Discussion in 'General Martial Arts Talk' started by Xue Sheng, Nov 29, 2019.
But this in the Blog, but I will just post it here, because I think it needs to be
Xue- that is an excellent clip, well worth re-posting. It’s something worthy of some serious reflection. And it doesn’t have to be true if we really try to listen to each other, and discuss rather than argue!
BTW, didn’t you and I get into a silly argument like that some years back over whether da dao described a sword or a big knife? Or was that someone else? Anyway, just thought I'd confess, of course dao translates as knife wereas gim is a "sword". So you (if indeed it was you making the point) were right. On the other hand, in common English usage there really isn't much difference between a sword and a really big knife.

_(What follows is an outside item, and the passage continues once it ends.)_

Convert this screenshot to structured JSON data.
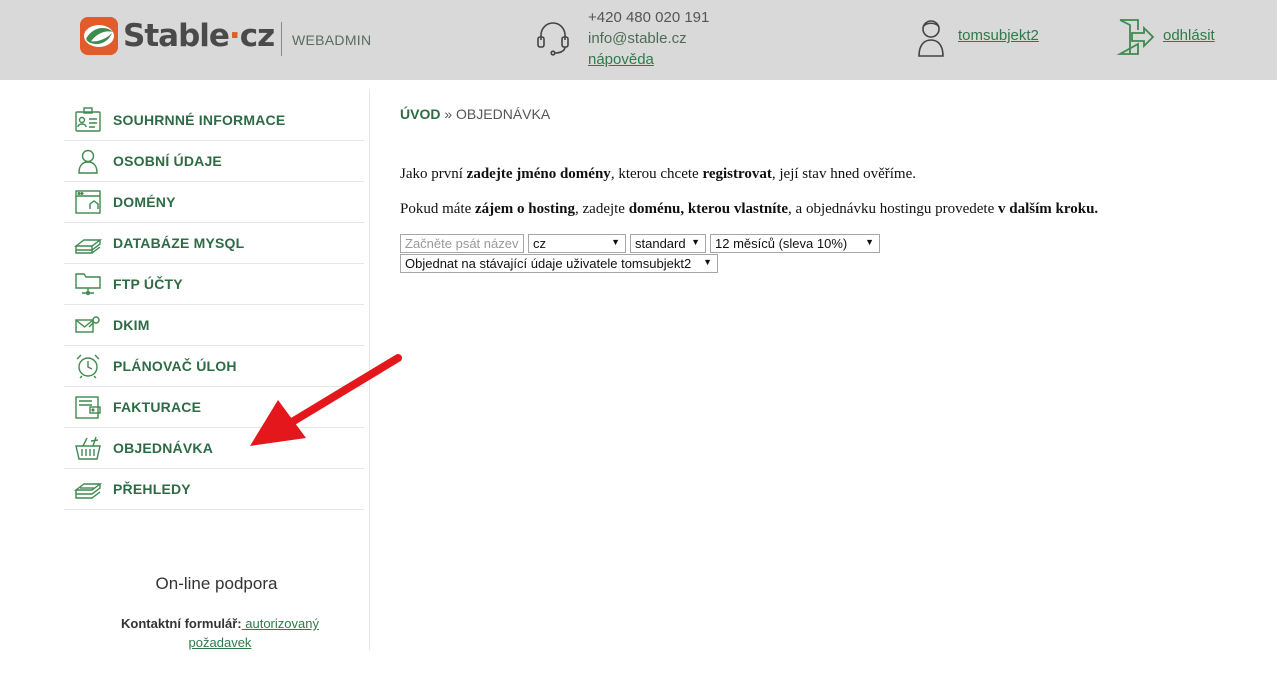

I thought it was interesting that the HEMA guys engage in the same debate regarding the messer - which is German for knife. Yet a messer was functionally a "sword" with some details in the construction of the handle that identified it as a knife. This was of importance because, I'm told, that legally a sword (such as a falchion) could not be carried by commoners, or some such rot. So by slightly altering the construction of the handle and calling the thing a knife, commoners could carry it. Whatever you called it, it did the same job.
Now look at the images below and see how similar the knives or swords shown are. So why did I get so personally involved in arguing over semantics? The video pretty well covers it. Sorry, Xue. And for the record, I know that dao means knife!

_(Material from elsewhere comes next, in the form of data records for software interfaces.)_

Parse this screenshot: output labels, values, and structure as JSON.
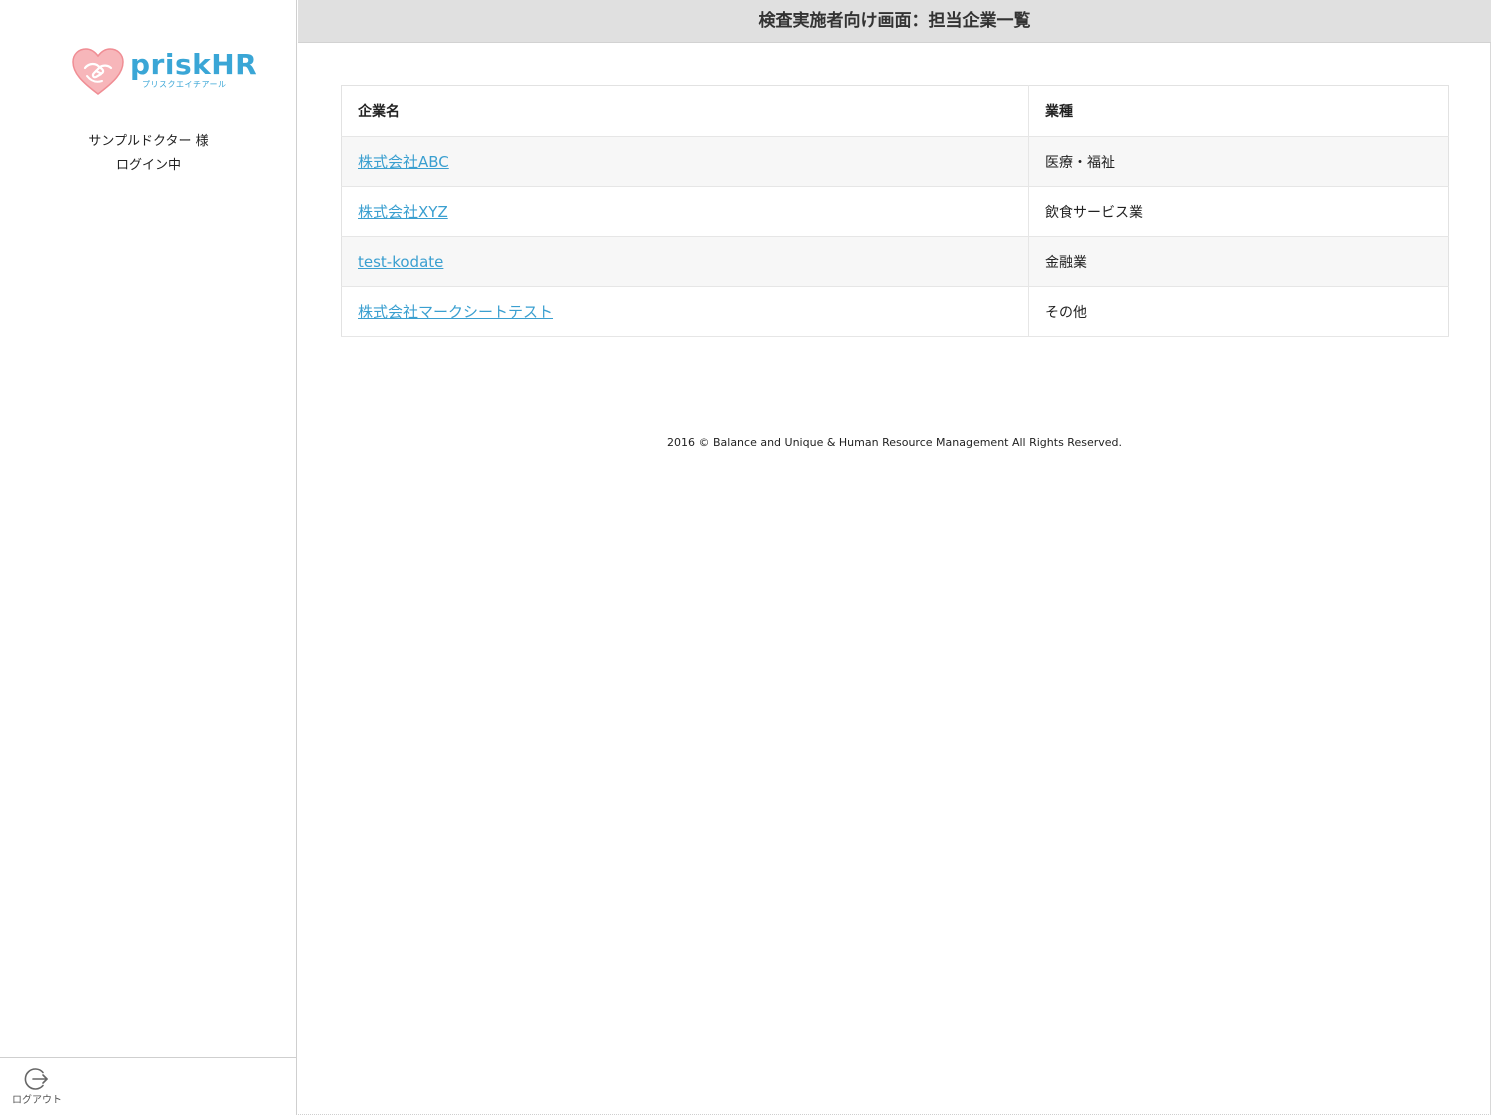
{
  "sidebar": {
    "logo": {
      "text": "priskHR",
      "subtext": "プリスクエイチアール"
    },
    "user": {
      "name": "サンプルドクター 様",
      "status": "ログイン中"
    },
    "logout_label": "ログアウト"
  },
  "header": {
    "title": "検査実施者向け画面：担当企業一覧"
  },
  "table": {
    "columns": [
      "企業名",
      "業種"
    ],
    "rows": [
      {
        "company": "株式会社ABC",
        "industry": "医療・福祉"
      },
      {
        "company": "株式会社XYZ",
        "industry": "飲食サービス業"
      },
      {
        "company": "test-kodate",
        "industry": "金融業"
      },
      {
        "company": "株式会社マークシートテスト",
        "industry": "その他"
      }
    ]
  },
  "footer": {
    "copyright": "2016 © Balance and Unique & Human Resource Management All Rights Reserved."
  },
  "colors": {
    "accent": "#3aa6d6",
    "link": "#3a9fd0",
    "header_bg": "#e0e0e0",
    "logo_heart": "#f4a3a8"
  },
  "icons": {
    "logo": "heart-hands-icon",
    "logout": "logout-icon"
  }
}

Da dao "Big knife":
Falchion (Single-edged sword):
I have no idea, I'm old and forgetful and don't remember....no worries
Excellent post and 100% on point. Thank you for posting.
And to keep the controversy going:
Report: U.S. kept secret chemical weapons finds in Iraq - CNN123
Separate names with a comma.